The South Benfleet Folk Orchestra seem to be on hiatus at the moment. Doug has moved on, last caught doing terrific versions of ‘Hickory Wind’ and George Jones’s ‘The Race Is On’ at a Christmas party (with Tim on mandolin). Hans Traber’s 1960s birdsong EPs may well have been a response to the brutal industrialisation of 1960s farming – sonic equivalents of J.A. Baker’s The Peregrine – but there’s no real sense of alarm in the sleevenotes, just soothing descriptions of habitat and lots of Latin names. Today, the golden oriole, the mistle thrush, song thrush and the cuckoo – half the birds on Volume 1 of Listen, the Birds (along with the marsh tit and wood warbler from Volume 2) – are listed as UK conservation status red/under threat on the RSPB’s website.

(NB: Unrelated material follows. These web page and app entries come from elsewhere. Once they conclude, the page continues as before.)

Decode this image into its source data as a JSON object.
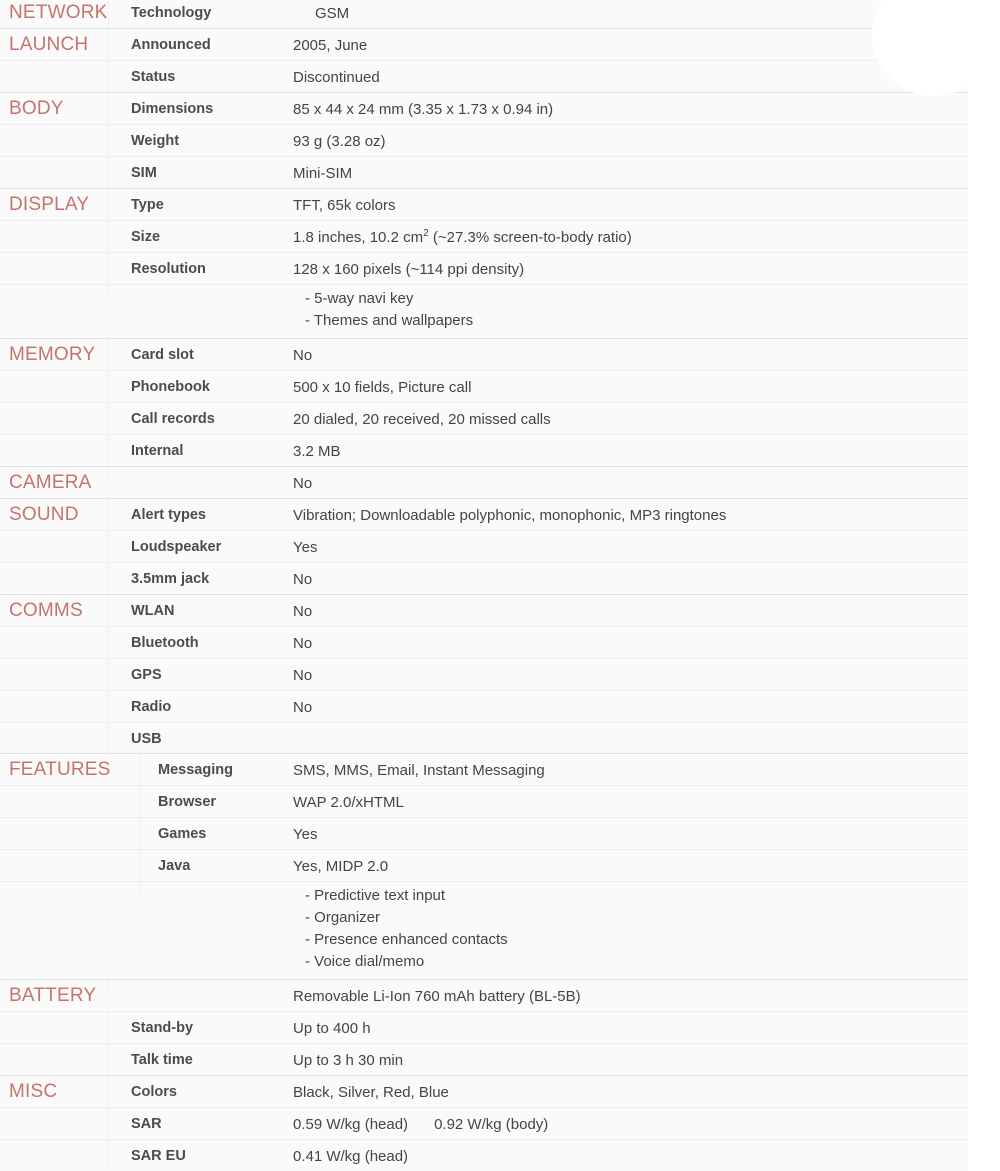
{
  "sheet": {
    "sections": [
      {
        "name": "NETWORK",
        "rows": [
          {
            "label": "Technology",
            "value": "GSM"
          }
        ]
      },
      {
        "name": "LAUNCH",
        "rows": [
          {
            "label": "Announced",
            "value": "2005, June"
          },
          {
            "label": "Status",
            "value": "Discontinued"
          }
        ]
      },
      {
        "name": "BODY",
        "rows": [
          {
            "label": "Dimensions",
            "value": "85 x 44 x 24 mm (3.35 x 1.73 x 0.94 in)"
          },
          {
            "label": "Weight",
            "value": "93 g (3.28 oz)"
          },
          {
            "label": "SIM",
            "value": "Mini-SIM"
          }
        ]
      },
      {
        "name": "DISPLAY",
        "rows": [
          {
            "label": "Type",
            "value": "TFT, 65k colors"
          },
          {
            "label": "Size",
            "value_prefix": "1.8 inches, 10.2 cm",
            "value_sup": "2",
            "value_suffix": " (~27.3% screen-to-body ratio)"
          },
          {
            "label": "Resolution",
            "value": "128 x 160 pixels (~114 ppi density)"
          },
          {
            "label": "",
            "bullets": [
              "- 5-way navi key",
              "- Themes and wallpapers"
            ]
          }
        ]
      },
      {
        "name": "MEMORY",
        "rows": [
          {
            "label": "Card slot",
            "value": "No"
          },
          {
            "label": "Phonebook",
            "value": "500 x 10 fields, Picture call"
          },
          {
            "label": "Call records",
            "value": "20 dialed, 20 received, 20 missed calls"
          },
          {
            "label": "Internal",
            "value": "3.2 MB"
          }
        ]
      },
      {
        "name": "CAMERA",
        "rows": [
          {
            "label": "",
            "value": "No"
          }
        ]
      },
      {
        "name": "SOUND",
        "rows": [
          {
            "label": "Alert types",
            "value": "Vibration; Downloadable polyphonic, monophonic, MP3 ringtones"
          },
          {
            "label": "Loudspeaker",
            "value": "Yes"
          },
          {
            "label": "3.5mm jack",
            "value": "No"
          }
        ]
      },
      {
        "name": "COMMS",
        "rows": [
          {
            "label": "WLAN",
            "value": "No"
          },
          {
            "label": "Bluetooth",
            "value": "No"
          },
          {
            "label": "GPS",
            "value": "No"
          },
          {
            "label": "Radio",
            "value": "No"
          },
          {
            "label": "USB",
            "value": ""
          }
        ]
      },
      {
        "name": "FEATURES",
        "indent": true,
        "rows": [
          {
            "label": "Messaging",
            "value": "SMS, MMS, Email, Instant Messaging"
          },
          {
            "label": "Browser",
            "value": "WAP 2.0/xHTML"
          },
          {
            "label": "Games",
            "value": "Yes"
          },
          {
            "label": "Java",
            "value": "Yes, MIDP 2.0"
          },
          {
            "label": "",
            "bullets": [
              "- Predictive text input",
              "- Organizer",
              "- Presence enhanced contacts",
              "- Voice dial/memo"
            ]
          }
        ]
      },
      {
        "name": "BATTERY",
        "rows": [
          {
            "label": "",
            "value": "Removable Li-Ion 760 mAh battery (BL-5B)"
          },
          {
            "label": "Stand-by",
            "value": "Up to 400 h"
          },
          {
            "label": "Talk time",
            "value": "Up to 3 h 30 min"
          }
        ]
      },
      {
        "name": "MISC",
        "rows": [
          {
            "label": "Colors",
            "value": "Black, Silver, Red, Blue"
          },
          {
            "label": "SAR",
            "value_a": "0.59 W/kg (head)",
            "value_b": "0.92 W/kg (body)"
          },
          {
            "label": "SAR EU",
            "value": "0.41 W/kg (head)"
          }
        ]
      }
    ]
  },
  "colors": {
    "section_heading": "#c4756b",
    "label_text": "#4c4c4c",
    "value_text": "#444444",
    "table_background": "#fafafa",
    "row_divider": "#efeeee",
    "page_background": "#ffffff"
  }
}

I realise that’s probably news only to slow-lane city dwellers like me. From the Caught by the River Shadows and Reflections this year David Stead wondering what happened to all those bugs you got splattered across the car windscreen after a drive in the countryside in the 1970s has stuck with me. Maybe in 2019 I’ll start investigating RSPB suet punnets and winter bird mugs rather than my usual lurch to Discogs (tempting as many of the 20-strong series of EMI Sound Effect Records released between 1967 and 1968 are, especially no.8, Seaside, and no.1, Cross-Channel Car Ferry).